Thielman, who served as superintendent of the Alsea School District for more than a decade, received 53% of the vote in the first round of ranking voting at the traditional Dorchester Conference of Oregon Republicans. He beat Sandy Mayor Stan Pulliam who got 17%, political consultant Bridget Barton who got 13% and former House Minority Leader Christine Drazan with 9% of the vote. Bud Pierce, a Salem oncologist who was the Republican nominee in 2016 and is leading in some polls, received less than 1%.
Only 223 votes were cast in Saturday’s poll, which historically has not been an accurate predictor of who will win the Republican primary, but is an indicator of which candidates some conservative party leaders favor.

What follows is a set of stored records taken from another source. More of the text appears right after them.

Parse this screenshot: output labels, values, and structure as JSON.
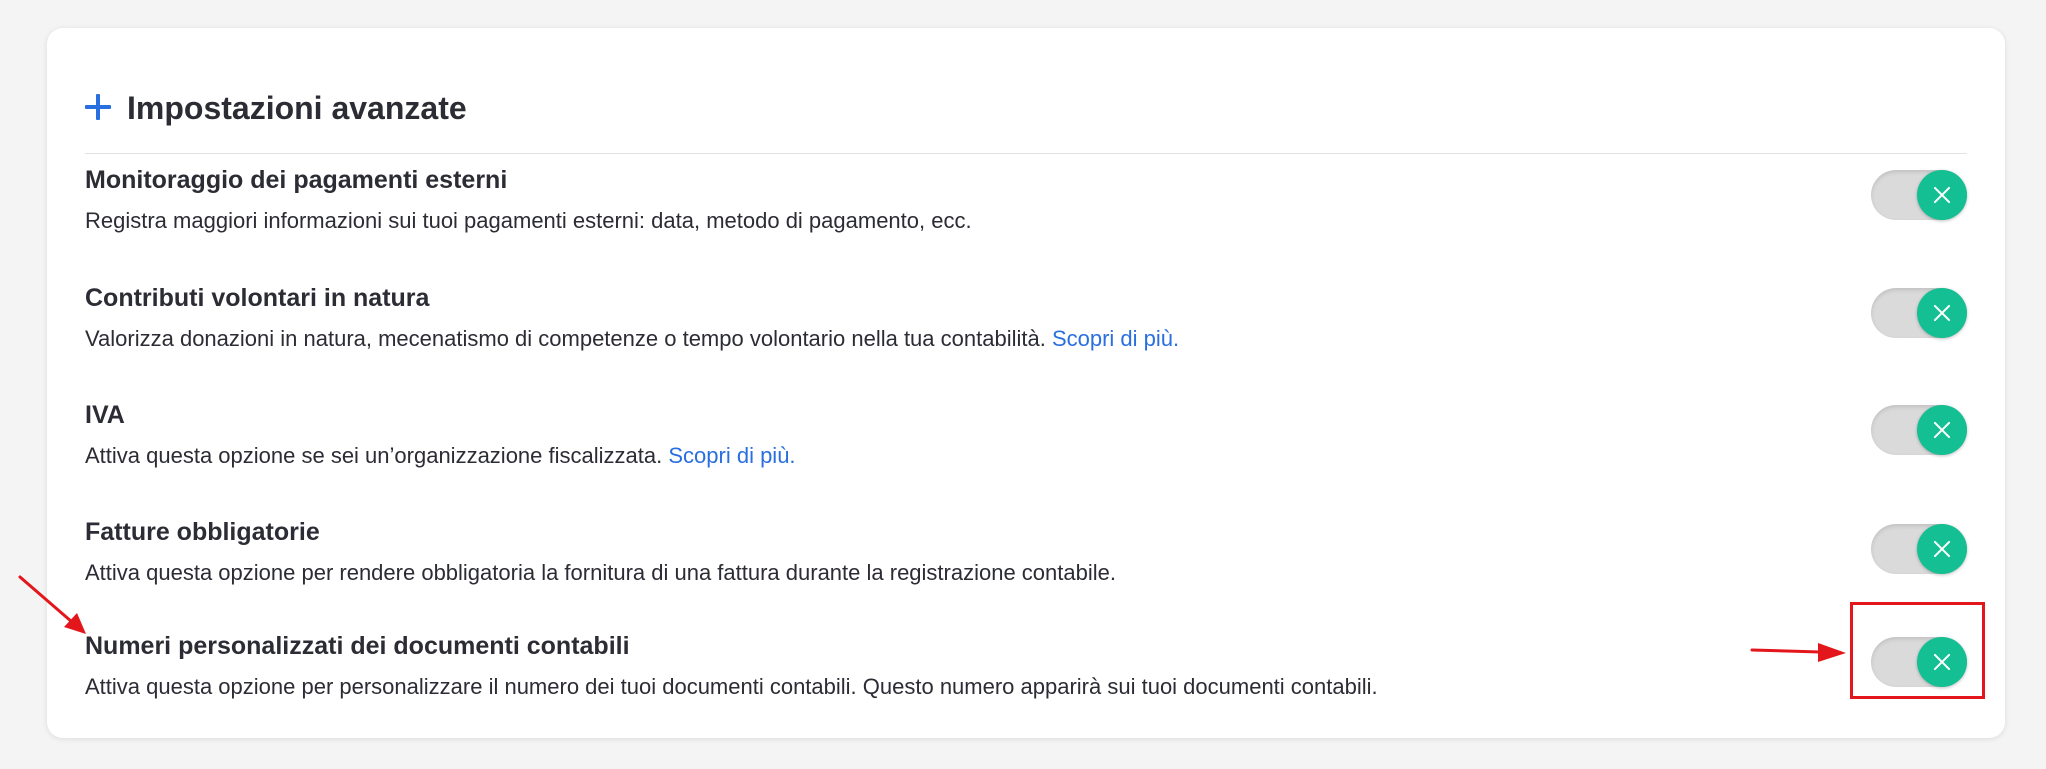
{
  "panel": {
    "title": "Impostazioni avanzate",
    "expand_icon": "plus-icon"
  },
  "settings": [
    {
      "title": "Monitoraggio dei pagamenti esterni",
      "description": "Registra maggiori informazioni sui tuoi pagamenti esterni: data, metodo di pagamento, ecc.",
      "link": "",
      "enabled": true
    },
    {
      "title": "Contributi volontari in natura",
      "description": "Valorizza donazioni in natura, mecenatismo di competenze o tempo volontario nella tua contabilità.",
      "link": "Scopri di più.",
      "enabled": true
    },
    {
      "title": "IVA",
      "description": "Attiva questa opzione se sei un’organizzazione fiscalizzata.",
      "link": "Scopri di più.",
      "enabled": true
    },
    {
      "title": "Fatture obbligatorie",
      "description": "Attiva questa opzione per rendere obbligatoria la fornitura di una fattura durante la registrazione contabile.",
      "link": "",
      "enabled": true
    },
    {
      "title": "Numeri personalizzati dei documenti contabili",
      "description": "Attiva questa opzione per personalizzare il numero dei tuoi documenti contabili. Questo numero apparirà sui tuoi documenti contabili.",
      "link": "",
      "enabled": true
    }
  ],
  "toggle_icon": "close-icon",
  "colors": {
    "accent": "#2a6fe0",
    "toggle_on": "#14bf94",
    "toggle_track": "#dadada",
    "annotation": "#e3161c"
  }
}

While 19 Republicans filed for Oregon governor, only nine were on the ballot for Saturday’s straw ballot. Ranking voting meant that the candidates with the fewest votes were eliminated round by round. In the final round, Thielman got 61% of the vote, beating Barton, who got 25%.
The Dorchester Conference, launched in 1965, has in recent years drawn conservatives and party loyalists from across the state for a weekend of speeches, festivities and candidate debates.
Thielman, a conservative Republican, has raised about $251,000 so far, which includes a $20,000 loan he made to his campaign, campaign finance records show. This has nothing to do with the $2.14 million raised by Drazan, the nearly $1.3 million raised by former lawmaker and business consultant Bob Tiernan, and the nearly $1 million that Pierce donated to his own campaign, which raised nearly $1.6 million in total.
Thielman made waves in January when the Alsea School Board voted on his request to make masks optional in classrooms, going against COVID-19 protocols set by the Oregon Health Authority.
In February, Thielman resigned as superintendent, saying he wanted to devote his full attention to running for governor. His resignation came a week after three formal complaints were filed against him, alleging a hostile work environment, illegal firing practices and disregard for views that were not his own.